Crypto Puzzle #1 — Solution
Congrats to the folks who solved it
I was impressed that the first people who solved it left some ETH for the subsequent people to share after they solved it, so there were 3 people who took part in the bounty:
- Anon 0x5b1b — who revealed themselves to me, but not publicly so I’ll respect that
- Anon 0xFBB4
There was 0.07 left on the account, so I bought a Super Geisha with it as a fun additional reward for latecomers, but 0xFBB4 took that too, so … boo.
As of writing this davidbridgeman.eth ‘tagged’ the account with a small transfer, so also counts as a puzzle solver.
Clue: ‘They share a certain DNA’
Most of the projects I work on have been inspired by the system of randomization used by Art Blocks — that is to say there’s a uniquely generated 64-character hash used as the random seed. My project 27-Bit Digital and Excess Bits make direct use of the bits in that hash to create a randomized art piece.
Not a lot of people seem to care if projects are provably random these days — but it’s how you can be assured that the team behind the project isn’t giving their friends the best drops!
In order to solve the puzzle you needed to find the random hash for the two projects mentioned.
First key — 0xC5e38233Cc0D7CFf9340e6139367aBA498EC9b18
I said the first key was on my Twitter profile page and shared a screenshot saying it’s immediately in view. A few people focused on my Meebit avatar, or the background graphics I borrowed from the film Alien, but really it’s more obvious than that.
I said: “It starts with me” — meaning, literally me, as I am represented on the blockchain via my wallet address
The ENS name kai.pcc.eth resolves to my wallet address: 0xC5e38233Cc0D7CFf9340e6139367aBA498EC9b18 — that’s the first key.
Second key — 0x5ed010315f065a733673877fe29fc3ba96207df576a0069497b7c92456b832ea
This is the piece 27-Bit Digital #19 — but I didn’t give the edition number, so you either had to browse through and find the match, or use one of the clues that would follow, which was meant as a shortcut.
To get the random, 64-character hash from the piece, you either needed to do some digging into the source code of the generative piece on Art Blocks — or you needed to realize how 27-Bit Digital and Excess Bits are linked.
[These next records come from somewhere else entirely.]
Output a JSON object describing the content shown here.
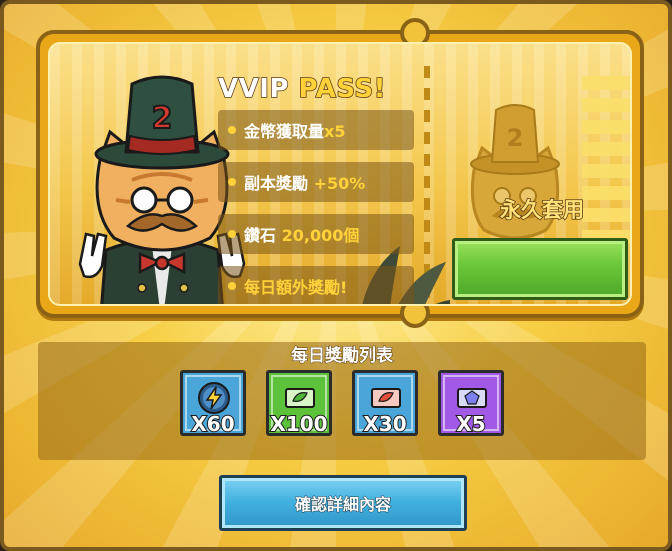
{
  "pass": {
    "title_white": "VVIP",
    "title_gold": "PASS!",
    "features": [
      {
        "text": "金幣獲取量",
        "highlight": "x5"
      },
      {
        "text": "副本獎勵",
        "highlight": "+50%"
      },
      {
        "text": "鑽石",
        "highlight": "20,000個"
      },
      {
        "text": "每日額外獎勵!",
        "highlight": ""
      }
    ],
    "hat_number": "2",
    "stub_label": "永久套用"
  },
  "daily": {
    "title": "每日獎勵列表",
    "items": [
      {
        "icon": "lightning-icon",
        "quantity": "X60",
        "color": "#4aa6d8"
      },
      {
        "icon": "green-ticket-icon",
        "quantity": "X100",
        "color": "#5cc23a"
      },
      {
        "icon": "red-ticket-icon",
        "quantity": "X30",
        "color": "#4aa6d8"
      },
      {
        "icon": "purple-gem-icon",
        "quantity": "X5",
        "color": "#a25ae6"
      }
    ]
  },
  "confirm_label": "確認詳細內容"
}
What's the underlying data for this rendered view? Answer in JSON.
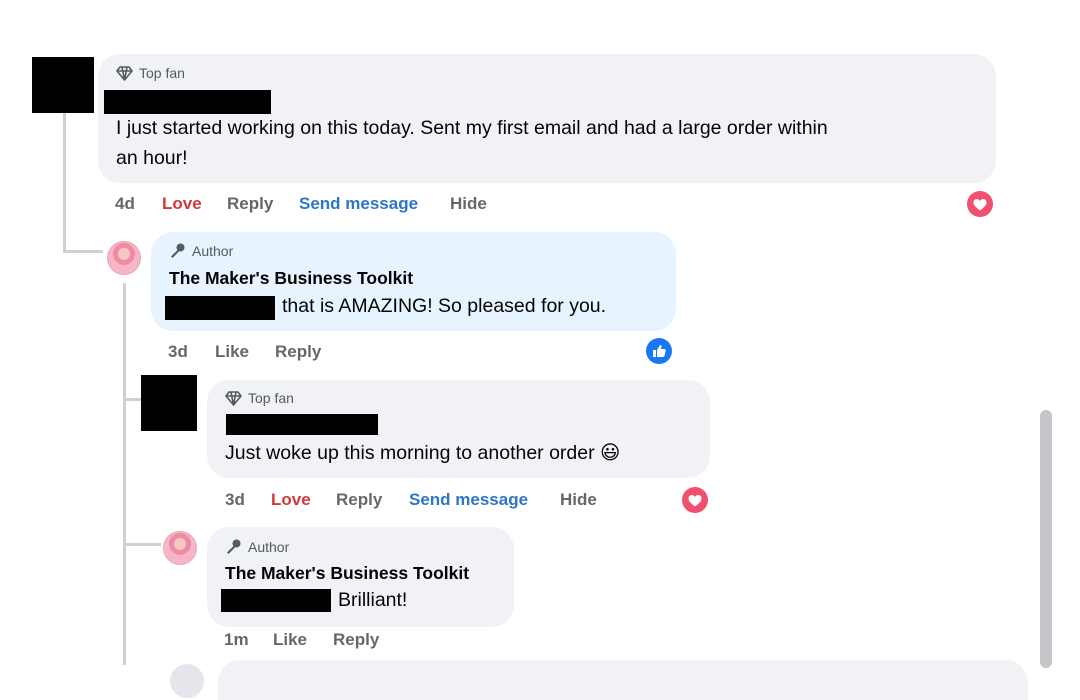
{
  "comments": [
    {
      "badge": "Top fan",
      "text_line1": "I just started working on this today. Sent my first email and had a large order within",
      "text_line2": "an hour!",
      "time": "4d",
      "reaction_label": "Love",
      "reply_label": "Reply",
      "send_label": "Send message",
      "hide_label": "Hide",
      "reaction_icon": "heart-icon"
    },
    {
      "badge": "Author",
      "name": "The Maker's Business Toolkit",
      "text": "that is AMAZING! So pleased for you.",
      "time": "3d",
      "like_label": "Like",
      "reply_label": "Reply",
      "reaction_icon": "like-icon"
    },
    {
      "badge": "Top fan",
      "text": "Just woke up this morning to another order 😃",
      "time": "3d",
      "reaction_label": "Love",
      "reply_label": "Reply",
      "send_label": "Send message",
      "hide_label": "Hide",
      "reaction_icon": "heart-icon"
    },
    {
      "badge": "Author",
      "name": "The Maker's Business Toolkit",
      "text": "Brilliant!",
      "time": "1m",
      "like_label": "Like",
      "reply_label": "Reply"
    }
  ],
  "colors": {
    "love": "#d13a3a",
    "send_message": "#2f76c6",
    "bubble": "#f0f2f5",
    "author_bubble": "#e7f3ff",
    "heart_reaction": "#f0506e",
    "like_reaction": "#1877f2"
  }
}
If you know how they are linked, then you know that they share the same random hash, and Excess Bits #19 will also give you the key:
Third key — 0x03e7684bf4620acd93e9a90e7466ee2ecc285d4c966445a63601055315679f79
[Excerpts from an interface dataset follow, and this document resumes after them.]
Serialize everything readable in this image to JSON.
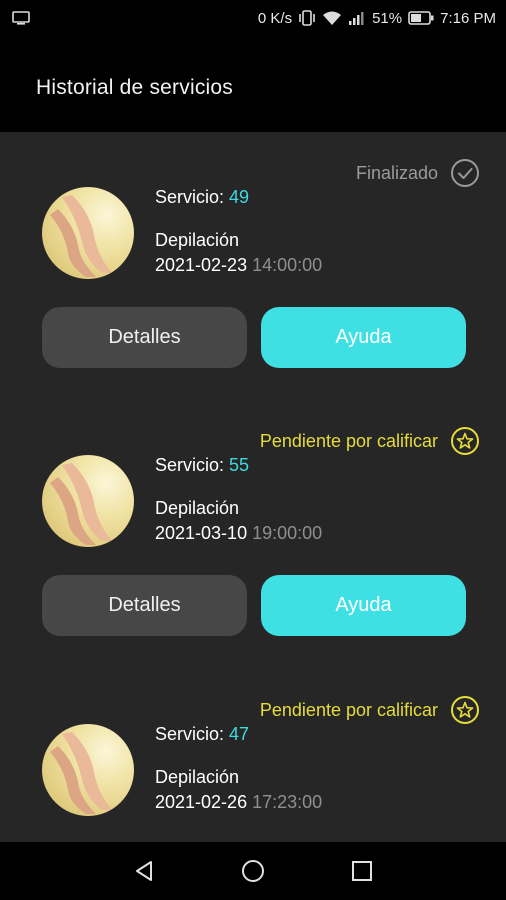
{
  "status_bar": {
    "network_speed": "0 K/s",
    "battery": "51%",
    "time": "7:16 PM",
    "icons": [
      "screen-cast-icon",
      "vibrate-icon",
      "wifi-icon",
      "signal-icon",
      "battery-icon"
    ]
  },
  "header": {
    "title": "Historial de servicios"
  },
  "labels": {
    "service_prefix": "Servicio:",
    "details_button": "Detalles",
    "help_button": "Ayuda"
  },
  "services": [
    {
      "status": "Finalizado",
      "status_icon": "check-circle-icon",
      "number": "49",
      "type": "Depilación",
      "date": "2021-02-23",
      "time": "14:00:00"
    },
    {
      "status": "Pendiente por calificar",
      "status_icon": "star-circle-icon",
      "number": "55",
      "type": "Depilación",
      "date": "2021-03-10",
      "time": "19:00:00"
    },
    {
      "status": "Pendiente por calificar",
      "status_icon": "star-circle-icon",
      "number": "47",
      "type": "Depilación",
      "date": "2021-02-26",
      "time": "17:23:00"
    }
  ],
  "colors": {
    "accent": "#3fe0e4",
    "pending": "#e6dc3a",
    "background": "#262626"
  },
  "nav": {
    "icons": [
      "back-icon",
      "home-icon",
      "recents-icon"
    ]
  }
}
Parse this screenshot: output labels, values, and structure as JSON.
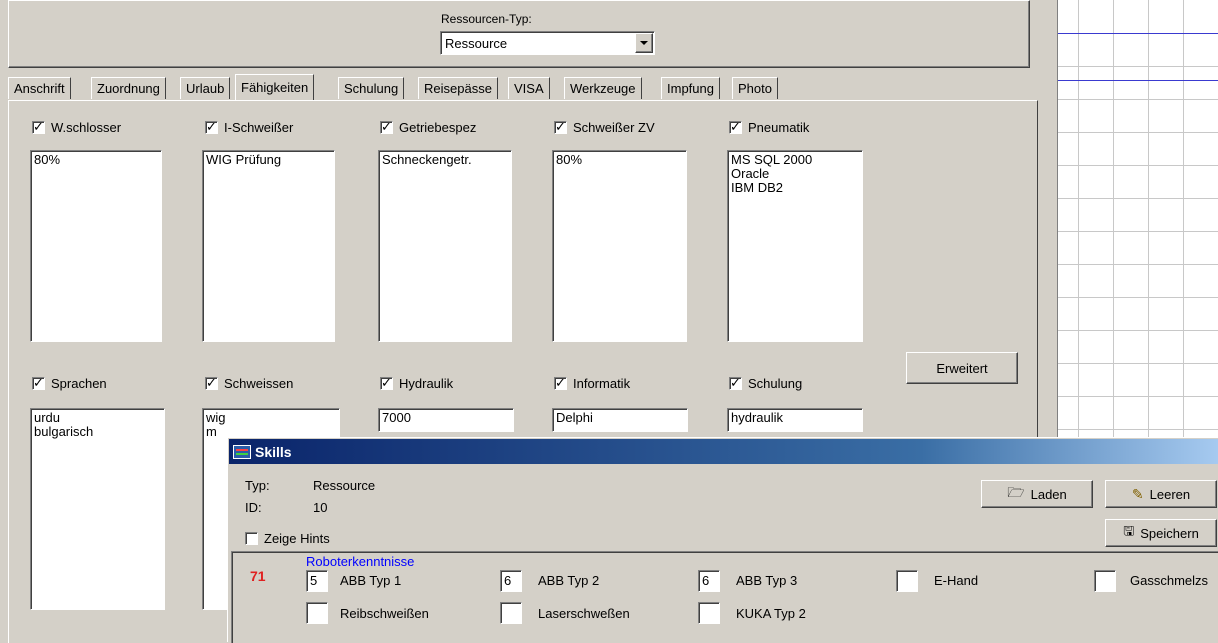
{
  "header": {
    "resource_type_label": "Ressourcen-Typ:",
    "resource_type_value": "Ressource"
  },
  "tabs": [
    {
      "label": "Anschrift",
      "active": false
    },
    {
      "label": "Zuordnung",
      "active": false
    },
    {
      "label": "Urlaub",
      "active": false
    },
    {
      "label": "Fähigkeiten",
      "active": true
    },
    {
      "label": "Schulung",
      "active": false
    },
    {
      "label": "Reisepässe",
      "active": false
    },
    {
      "label": "VISA",
      "active": false
    },
    {
      "label": "Werkzeuge",
      "active": false
    },
    {
      "label": "Impfung",
      "active": false
    },
    {
      "label": "Photo",
      "active": false
    }
  ],
  "skills_row1": [
    {
      "label": "W.schlosser",
      "checked": true,
      "memo": "80%"
    },
    {
      "label": "I-Schweißer",
      "checked": true,
      "memo": "WIG Prüfung"
    },
    {
      "label": "Getriebespez",
      "checked": true,
      "memo": "Schneckengetr."
    },
    {
      "label": "Schweißer ZV",
      "checked": true,
      "memo": "80%"
    },
    {
      "label": "Pneumatik",
      "checked": true,
      "memo": "MS SQL 2000\nOracle\nIBM DB2"
    }
  ],
  "skills_row2": [
    {
      "label": "Sprachen",
      "checked": true,
      "memo": "urdu\nbulgarisch"
    },
    {
      "label": "Schweissen",
      "checked": true,
      "memo": "wig\nm"
    },
    {
      "label": "Hydraulik",
      "checked": true,
      "memo": "7000"
    },
    {
      "label": "Informatik",
      "checked": true,
      "memo": "Delphi"
    },
    {
      "label": "Schulung",
      "checked": true,
      "memo": "hydraulik"
    }
  ],
  "extended_button": "Erweitert",
  "skills_window": {
    "title": "Skills",
    "typ_label": "Typ:",
    "typ_value": "Ressource",
    "id_label": "ID:",
    "id_value": "10",
    "show_hints_label": "Zeige Hints",
    "show_hints_checked": false,
    "load_button": "Laden",
    "clear_button": "Leeren",
    "save_button": "Speichern",
    "group_number": "71",
    "group_title": "Roboterkenntnisse",
    "items_row1": [
      {
        "value": "5",
        "label": "ABB Typ 1"
      },
      {
        "value": "6",
        "label": "ABB Typ 2"
      },
      {
        "value": "6",
        "label": "ABB Typ 3"
      },
      {
        "value": "",
        "label": "E-Hand"
      },
      {
        "value": "",
        "label": "Gasschmelzs"
      }
    ],
    "items_row2": [
      {
        "value": "",
        "label": "Reibschweißen"
      },
      {
        "value": "",
        "label": "Laserschweßen"
      },
      {
        "value": "",
        "label": "KUKA Typ 2"
      }
    ]
  },
  "colors": {
    "face": "#d4d0c8",
    "title_gradient_start": "#0a246a",
    "title_gradient_end": "#a6caf0",
    "group_title": "#0000ff",
    "group_number": "#e02020",
    "grid_blue": "#3a3ad0"
  }
}
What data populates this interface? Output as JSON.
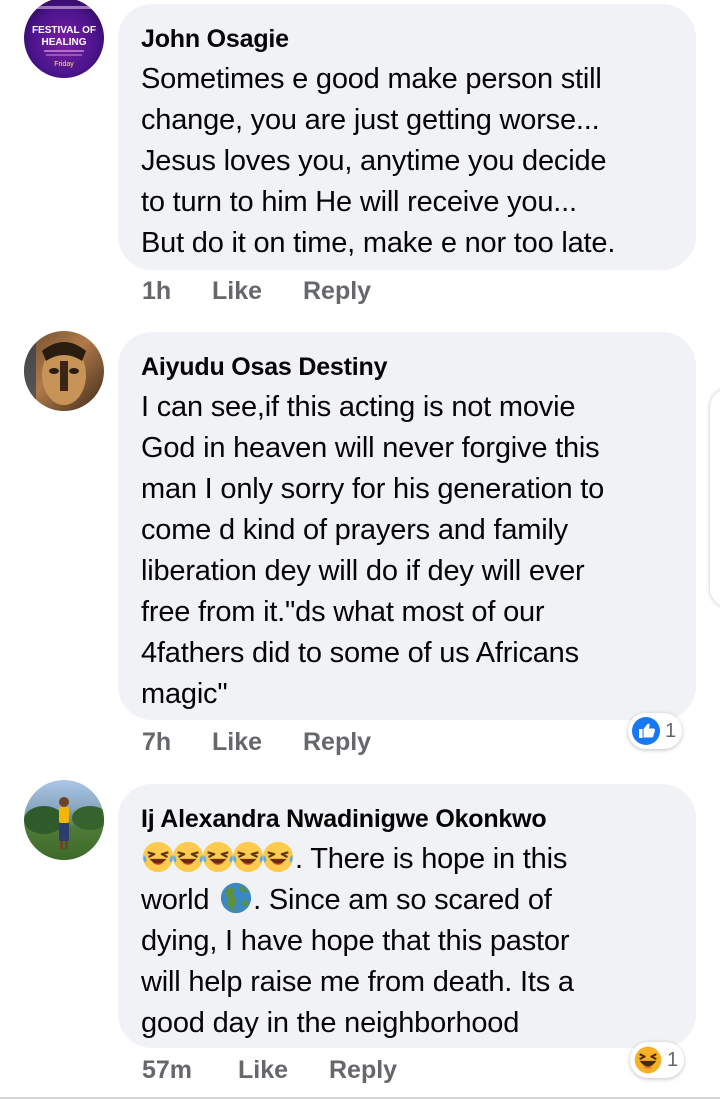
{
  "comments": [
    {
      "author": "John Osagie",
      "avatar_text": [
        "FESTIVAL OF",
        "HEALING",
        "Friday"
      ],
      "text_lines": [
        "Sometimes e good make person still",
        "change, you are just getting worse...",
        "Jesus loves you,  anytime you decide",
        "to turn to him He will receive you...",
        "But do it on time, make e nor too late."
      ],
      "time": "1h",
      "like": "Like",
      "reply": "Reply"
    },
    {
      "author": "Aiyudu Osas Destiny",
      "text_lines": [
        "I can see,if this acting is not movie",
        "God in heaven will never forgive this",
        "man I only sorry for his generation to",
        "come d kind of prayers and family",
        "liberation dey will do if dey will ever",
        "free from it.\"ds what most of our",
        "4fathers did to some of us Africans",
        "magic\""
      ],
      "time": "7h",
      "like": "Like",
      "reply": "Reply",
      "reaction": {
        "icon": "like-thumb-icon",
        "count": "1",
        "color": "#1877f2"
      }
    },
    {
      "author": "Ij Alexandra Nwadinigwe Okonkwo",
      "line1_suffix": ". There is hope in this",
      "line2_prefix": "world",
      "line2_suffix": ". Since am so scared of",
      "text_lines_rest": [
        "dying, I have hope that this pastor",
        "will help raise me from death.  Its a",
        "good day in the neighborhood"
      ],
      "emoji_row": [
        "rofl-emoji-icon",
        "rofl-emoji-icon",
        "rofl-emoji-icon",
        "rofl-emoji-icon",
        "rofl-emoji-icon"
      ],
      "globe_icon": "globe-americas-icon",
      "time": "57m",
      "like": "Like",
      "reply": "Reply",
      "reaction": {
        "icon": "haha-emoji-icon",
        "count": "1",
        "color": "#f7b125"
      }
    }
  ]
}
As above, this took figuring out that the depicted artwork is Excess Bits #73 — which may have been easier to figure out if you got the clue…
Clue — “I often try to relate things back to my birth year”
Again this was just the shortcut to help you figure out #19 and #73 of the two tokens I chose.
Clue — “One of my favorite artists is Elliott Smith”
The link above is to the album by Elliott Smith, Either/Or — which aside from being a great album, is also meant to be a hint about the mathematical operation XOR — which is how you put all the keys together.
Putting it all together
One of the first things I did was point out that you’d need to pick the right online tool.
Even though I would have preferred people to calculate it themselves, I thought that would be too much to ask
If you figured out you needed to use the XOR calculator, then it was just a matter of combining all the keys into a single 64-character hex string.
I also said …
So you would have needed to realize that the 64-character hex string was the private key for the wallet address holding the 1 ETH.
So that’s the solution!
Drain away that last ETH if you can be bothered! Maybe someday when ETH reaches to $100M, a digital archeologist will find this post and be a millionaire — which given inflation, should buy them a nice Big Mac.
As was pointed out, I did actually share a random Discord of mine so that folks could come together and try to figure out the puzzle, so if having a direct line to me and that group is interesting to you here ya go: https://discord.gg/qctfWKCQ8u
More to come!
Seems like you like the puzzles, so I’ll have to do more in the future.